Thought of the week
Last week, preliminary manufacturing PMI data releases in the U.S., Europe and Japan indicated slowing developed market growth. The U.S. held up well at 53.7 (above 50=expansionary, below 50=contractionary), as seen in this week’s chart.
Europe’s manufacturing reading, on the other hand, entered contractionary territory for the first time since 2013 at 49.2. Germany was a prominent source of weakness given challenges in its auto and petrochemicals industries, although France did experience a slight rebound. Europe is not the only region experiencing a slowdown. Japan’s PMI also dipped below 50 for the first time since mid-2016. Although there are no flash PMIs for EM, final readings may reflect sluggish EM growth too. Europe and Japan have been caught in the crossfire of global trade tensions, which has likely contributed to weaker growth, as exports are 19% of eurozone GDP and 14% of Japanese GDP.

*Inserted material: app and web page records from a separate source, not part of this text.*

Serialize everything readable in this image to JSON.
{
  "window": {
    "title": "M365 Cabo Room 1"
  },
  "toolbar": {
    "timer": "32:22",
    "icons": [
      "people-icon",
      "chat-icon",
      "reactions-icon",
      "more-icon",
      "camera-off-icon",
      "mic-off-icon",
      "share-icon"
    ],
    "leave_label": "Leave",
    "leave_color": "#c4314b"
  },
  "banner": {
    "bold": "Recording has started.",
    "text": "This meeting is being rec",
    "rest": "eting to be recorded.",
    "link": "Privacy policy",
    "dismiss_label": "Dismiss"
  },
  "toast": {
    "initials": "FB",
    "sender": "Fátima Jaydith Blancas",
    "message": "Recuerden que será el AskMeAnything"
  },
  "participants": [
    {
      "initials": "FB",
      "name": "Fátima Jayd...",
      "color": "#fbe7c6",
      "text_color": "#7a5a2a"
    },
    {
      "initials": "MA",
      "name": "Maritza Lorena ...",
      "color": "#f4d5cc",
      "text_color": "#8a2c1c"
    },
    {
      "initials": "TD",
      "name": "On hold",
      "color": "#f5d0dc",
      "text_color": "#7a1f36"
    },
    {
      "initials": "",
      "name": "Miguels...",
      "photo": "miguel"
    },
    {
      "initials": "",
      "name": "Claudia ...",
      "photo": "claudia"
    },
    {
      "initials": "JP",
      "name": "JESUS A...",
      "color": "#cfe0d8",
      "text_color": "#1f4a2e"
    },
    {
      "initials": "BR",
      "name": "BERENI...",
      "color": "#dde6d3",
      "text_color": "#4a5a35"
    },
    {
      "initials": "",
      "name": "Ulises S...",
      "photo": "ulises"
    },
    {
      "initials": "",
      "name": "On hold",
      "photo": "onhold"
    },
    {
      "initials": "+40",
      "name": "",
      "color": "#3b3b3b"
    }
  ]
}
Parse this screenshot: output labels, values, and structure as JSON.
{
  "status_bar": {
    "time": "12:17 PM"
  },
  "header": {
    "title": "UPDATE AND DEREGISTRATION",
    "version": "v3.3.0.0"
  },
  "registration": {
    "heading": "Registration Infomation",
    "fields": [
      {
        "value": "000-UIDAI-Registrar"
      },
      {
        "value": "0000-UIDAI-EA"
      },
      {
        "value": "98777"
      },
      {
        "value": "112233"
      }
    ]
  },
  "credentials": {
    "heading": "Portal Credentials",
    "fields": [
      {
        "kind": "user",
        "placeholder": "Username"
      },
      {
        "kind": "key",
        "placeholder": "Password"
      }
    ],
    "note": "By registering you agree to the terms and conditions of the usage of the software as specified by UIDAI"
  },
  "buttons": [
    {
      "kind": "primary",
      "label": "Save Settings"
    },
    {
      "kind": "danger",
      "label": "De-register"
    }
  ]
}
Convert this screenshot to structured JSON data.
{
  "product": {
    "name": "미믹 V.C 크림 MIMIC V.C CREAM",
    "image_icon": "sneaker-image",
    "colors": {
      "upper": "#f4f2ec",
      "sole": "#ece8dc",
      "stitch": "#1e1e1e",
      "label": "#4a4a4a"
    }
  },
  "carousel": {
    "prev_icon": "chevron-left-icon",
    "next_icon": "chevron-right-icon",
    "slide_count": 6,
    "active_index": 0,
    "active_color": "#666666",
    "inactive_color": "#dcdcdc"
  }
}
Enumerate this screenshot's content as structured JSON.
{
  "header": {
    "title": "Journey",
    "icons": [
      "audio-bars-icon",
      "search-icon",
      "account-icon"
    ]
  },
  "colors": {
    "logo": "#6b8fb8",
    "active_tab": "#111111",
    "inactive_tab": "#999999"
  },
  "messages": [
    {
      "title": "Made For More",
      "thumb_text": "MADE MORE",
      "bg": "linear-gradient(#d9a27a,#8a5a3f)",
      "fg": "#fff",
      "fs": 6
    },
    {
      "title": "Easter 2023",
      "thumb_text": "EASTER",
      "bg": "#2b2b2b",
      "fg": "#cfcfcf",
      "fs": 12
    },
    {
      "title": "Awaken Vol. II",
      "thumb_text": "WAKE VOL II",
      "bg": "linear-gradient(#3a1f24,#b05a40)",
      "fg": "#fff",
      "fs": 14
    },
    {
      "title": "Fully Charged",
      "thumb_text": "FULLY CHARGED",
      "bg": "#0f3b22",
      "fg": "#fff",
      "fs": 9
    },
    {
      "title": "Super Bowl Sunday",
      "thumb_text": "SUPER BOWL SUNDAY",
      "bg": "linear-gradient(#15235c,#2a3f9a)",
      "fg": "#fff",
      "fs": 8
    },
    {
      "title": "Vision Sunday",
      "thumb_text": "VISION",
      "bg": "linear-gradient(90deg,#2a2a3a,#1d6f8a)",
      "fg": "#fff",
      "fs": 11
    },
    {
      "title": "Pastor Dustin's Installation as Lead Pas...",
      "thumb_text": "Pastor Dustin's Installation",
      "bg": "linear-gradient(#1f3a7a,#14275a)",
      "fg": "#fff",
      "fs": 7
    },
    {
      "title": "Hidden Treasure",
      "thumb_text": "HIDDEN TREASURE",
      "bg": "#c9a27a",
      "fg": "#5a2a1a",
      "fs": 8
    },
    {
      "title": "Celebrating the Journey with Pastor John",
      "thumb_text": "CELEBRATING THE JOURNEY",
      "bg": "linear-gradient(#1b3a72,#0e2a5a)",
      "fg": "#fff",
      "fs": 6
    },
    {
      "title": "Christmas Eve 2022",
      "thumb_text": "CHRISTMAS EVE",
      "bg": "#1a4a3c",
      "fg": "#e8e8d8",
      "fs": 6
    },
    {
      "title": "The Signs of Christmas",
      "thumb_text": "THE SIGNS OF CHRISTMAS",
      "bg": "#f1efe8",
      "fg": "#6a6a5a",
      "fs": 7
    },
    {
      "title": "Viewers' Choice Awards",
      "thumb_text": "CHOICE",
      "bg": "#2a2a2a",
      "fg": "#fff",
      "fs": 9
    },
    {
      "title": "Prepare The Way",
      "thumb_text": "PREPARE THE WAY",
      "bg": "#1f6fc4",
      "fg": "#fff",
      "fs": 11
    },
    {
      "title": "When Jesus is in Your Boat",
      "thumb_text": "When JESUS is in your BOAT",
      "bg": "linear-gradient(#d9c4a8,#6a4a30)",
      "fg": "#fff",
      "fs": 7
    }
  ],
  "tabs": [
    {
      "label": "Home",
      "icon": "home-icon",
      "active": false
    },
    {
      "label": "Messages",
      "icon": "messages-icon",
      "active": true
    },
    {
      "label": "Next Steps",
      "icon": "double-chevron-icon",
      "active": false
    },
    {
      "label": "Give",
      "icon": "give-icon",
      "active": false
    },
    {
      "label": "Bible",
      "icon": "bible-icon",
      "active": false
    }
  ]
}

Although U.S. exports as a share of GDP are roughly half that of Europe and Japan, the U.S. is not immune to the effects of trade tensions. Unfortunately, what appears to be a divergence between U.S. and international markets may not yet reflect slowing U.S. growth, which is expected to decelerate from 3Q to 4Q in this week’s GDP release, and subsequently diminish further in 1Q. This week, we will receive final PMI prints, and we estimate total global manufacturing PMI will recede to 50.3, reflecting a significant slowdown, but not yet a stall, of DM and EM growth.
Source: JP Morgan Asset Management